▶ Task requirements
Check every line of the entries for "JSON", and copy the lines that hold it.

________

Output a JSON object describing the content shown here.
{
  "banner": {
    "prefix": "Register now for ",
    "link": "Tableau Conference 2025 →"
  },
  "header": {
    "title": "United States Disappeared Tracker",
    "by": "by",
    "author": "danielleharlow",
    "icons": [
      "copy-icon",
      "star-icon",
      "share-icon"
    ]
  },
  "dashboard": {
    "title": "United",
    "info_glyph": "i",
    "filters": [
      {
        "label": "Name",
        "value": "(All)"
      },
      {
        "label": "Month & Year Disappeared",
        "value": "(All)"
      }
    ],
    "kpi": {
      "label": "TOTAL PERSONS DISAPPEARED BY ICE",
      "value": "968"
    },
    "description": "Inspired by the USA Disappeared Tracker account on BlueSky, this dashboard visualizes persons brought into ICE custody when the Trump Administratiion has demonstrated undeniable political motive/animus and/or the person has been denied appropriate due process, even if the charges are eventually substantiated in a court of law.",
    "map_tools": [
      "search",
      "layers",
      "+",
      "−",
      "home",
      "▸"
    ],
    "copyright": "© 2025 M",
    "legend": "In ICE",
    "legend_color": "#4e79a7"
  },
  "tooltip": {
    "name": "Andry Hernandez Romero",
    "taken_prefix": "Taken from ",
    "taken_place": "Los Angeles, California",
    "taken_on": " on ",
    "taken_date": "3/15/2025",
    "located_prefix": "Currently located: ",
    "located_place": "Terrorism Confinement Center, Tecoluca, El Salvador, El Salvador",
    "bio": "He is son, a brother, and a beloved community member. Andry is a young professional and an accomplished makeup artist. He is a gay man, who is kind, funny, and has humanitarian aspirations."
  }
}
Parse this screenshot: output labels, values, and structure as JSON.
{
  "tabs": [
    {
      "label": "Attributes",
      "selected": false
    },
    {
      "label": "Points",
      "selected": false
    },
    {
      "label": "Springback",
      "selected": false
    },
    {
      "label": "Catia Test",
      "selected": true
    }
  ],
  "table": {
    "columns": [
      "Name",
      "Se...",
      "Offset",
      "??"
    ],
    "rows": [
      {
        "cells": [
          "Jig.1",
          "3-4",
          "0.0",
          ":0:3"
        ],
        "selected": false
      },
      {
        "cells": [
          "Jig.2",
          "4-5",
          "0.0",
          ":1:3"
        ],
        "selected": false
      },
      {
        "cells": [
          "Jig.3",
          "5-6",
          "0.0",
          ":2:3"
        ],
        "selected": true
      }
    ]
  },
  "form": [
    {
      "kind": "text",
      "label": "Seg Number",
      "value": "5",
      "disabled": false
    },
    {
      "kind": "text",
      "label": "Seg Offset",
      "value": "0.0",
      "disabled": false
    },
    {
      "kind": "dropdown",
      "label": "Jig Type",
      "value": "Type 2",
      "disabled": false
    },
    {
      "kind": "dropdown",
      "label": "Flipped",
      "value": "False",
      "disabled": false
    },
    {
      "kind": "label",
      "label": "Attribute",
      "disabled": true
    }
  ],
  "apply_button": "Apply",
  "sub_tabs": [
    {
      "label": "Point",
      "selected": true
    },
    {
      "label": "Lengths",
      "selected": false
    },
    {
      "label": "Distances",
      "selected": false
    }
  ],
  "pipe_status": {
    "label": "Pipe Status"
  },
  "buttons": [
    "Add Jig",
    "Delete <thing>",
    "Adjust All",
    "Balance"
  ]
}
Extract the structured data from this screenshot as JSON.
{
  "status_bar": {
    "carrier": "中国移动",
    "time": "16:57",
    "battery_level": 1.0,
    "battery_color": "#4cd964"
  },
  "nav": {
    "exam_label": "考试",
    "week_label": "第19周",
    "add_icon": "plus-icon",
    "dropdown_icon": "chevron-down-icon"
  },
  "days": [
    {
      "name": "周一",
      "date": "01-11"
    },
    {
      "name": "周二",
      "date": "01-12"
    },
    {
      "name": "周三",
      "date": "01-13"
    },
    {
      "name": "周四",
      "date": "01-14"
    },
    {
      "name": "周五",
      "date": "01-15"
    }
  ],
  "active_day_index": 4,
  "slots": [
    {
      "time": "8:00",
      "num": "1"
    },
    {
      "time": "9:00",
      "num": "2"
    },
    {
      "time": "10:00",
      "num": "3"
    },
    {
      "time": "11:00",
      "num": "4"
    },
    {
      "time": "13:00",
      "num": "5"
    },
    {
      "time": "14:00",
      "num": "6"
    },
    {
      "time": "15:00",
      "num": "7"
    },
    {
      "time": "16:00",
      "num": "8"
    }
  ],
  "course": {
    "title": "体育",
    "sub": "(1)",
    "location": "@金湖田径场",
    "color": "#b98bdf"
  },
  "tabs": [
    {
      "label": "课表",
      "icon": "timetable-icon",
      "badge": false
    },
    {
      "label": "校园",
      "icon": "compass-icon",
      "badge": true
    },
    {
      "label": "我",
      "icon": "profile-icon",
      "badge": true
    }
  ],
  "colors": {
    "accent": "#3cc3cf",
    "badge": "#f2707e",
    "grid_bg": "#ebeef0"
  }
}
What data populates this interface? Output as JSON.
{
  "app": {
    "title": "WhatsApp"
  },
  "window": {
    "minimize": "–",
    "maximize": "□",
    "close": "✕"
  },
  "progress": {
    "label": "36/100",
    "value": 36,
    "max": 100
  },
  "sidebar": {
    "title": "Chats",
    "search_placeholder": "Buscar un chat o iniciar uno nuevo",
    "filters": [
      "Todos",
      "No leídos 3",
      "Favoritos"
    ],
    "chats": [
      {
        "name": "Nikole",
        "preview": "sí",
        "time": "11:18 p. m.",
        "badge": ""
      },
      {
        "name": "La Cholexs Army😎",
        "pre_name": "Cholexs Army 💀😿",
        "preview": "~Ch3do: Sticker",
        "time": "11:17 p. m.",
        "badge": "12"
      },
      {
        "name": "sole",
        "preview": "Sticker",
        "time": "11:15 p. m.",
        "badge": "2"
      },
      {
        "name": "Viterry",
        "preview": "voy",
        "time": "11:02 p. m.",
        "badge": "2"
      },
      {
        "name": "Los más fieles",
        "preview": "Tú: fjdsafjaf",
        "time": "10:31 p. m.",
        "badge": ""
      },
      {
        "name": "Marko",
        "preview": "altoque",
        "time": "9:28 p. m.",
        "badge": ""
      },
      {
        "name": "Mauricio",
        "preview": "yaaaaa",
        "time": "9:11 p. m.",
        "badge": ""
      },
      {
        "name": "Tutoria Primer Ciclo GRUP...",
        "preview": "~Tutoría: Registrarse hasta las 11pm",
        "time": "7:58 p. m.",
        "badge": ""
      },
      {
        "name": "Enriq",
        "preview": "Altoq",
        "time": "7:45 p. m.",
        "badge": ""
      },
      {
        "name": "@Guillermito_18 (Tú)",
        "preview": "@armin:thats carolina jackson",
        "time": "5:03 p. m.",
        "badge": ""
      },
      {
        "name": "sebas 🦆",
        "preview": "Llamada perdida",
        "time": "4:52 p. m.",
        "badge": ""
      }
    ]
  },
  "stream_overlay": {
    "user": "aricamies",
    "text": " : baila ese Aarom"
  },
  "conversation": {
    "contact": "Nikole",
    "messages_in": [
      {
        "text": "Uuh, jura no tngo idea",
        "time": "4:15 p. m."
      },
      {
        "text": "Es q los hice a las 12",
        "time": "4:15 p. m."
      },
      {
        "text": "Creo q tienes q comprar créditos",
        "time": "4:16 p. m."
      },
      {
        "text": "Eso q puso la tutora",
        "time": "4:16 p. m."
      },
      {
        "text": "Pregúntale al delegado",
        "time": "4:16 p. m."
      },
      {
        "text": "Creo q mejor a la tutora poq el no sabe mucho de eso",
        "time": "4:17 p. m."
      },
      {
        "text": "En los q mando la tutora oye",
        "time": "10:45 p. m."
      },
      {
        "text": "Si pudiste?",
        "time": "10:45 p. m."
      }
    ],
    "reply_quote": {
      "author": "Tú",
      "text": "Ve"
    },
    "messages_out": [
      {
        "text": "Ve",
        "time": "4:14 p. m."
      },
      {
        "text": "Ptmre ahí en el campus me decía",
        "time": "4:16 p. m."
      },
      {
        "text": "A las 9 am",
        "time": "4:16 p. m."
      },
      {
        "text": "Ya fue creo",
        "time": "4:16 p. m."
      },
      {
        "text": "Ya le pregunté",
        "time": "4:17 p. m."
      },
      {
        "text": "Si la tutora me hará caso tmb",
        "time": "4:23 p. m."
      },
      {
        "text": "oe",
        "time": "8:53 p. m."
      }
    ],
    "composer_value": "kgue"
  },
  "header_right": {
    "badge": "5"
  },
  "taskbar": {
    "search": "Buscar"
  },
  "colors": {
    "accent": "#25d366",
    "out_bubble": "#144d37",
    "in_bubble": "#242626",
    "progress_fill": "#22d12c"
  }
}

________

▶ Answer box
Output a JSON object describing the content shown here.
Parse this screenshot: output labels, values, and structure as JSON.
Extract the structured data from this screenshot as JSON.
What data populates this interface? Output as JSON.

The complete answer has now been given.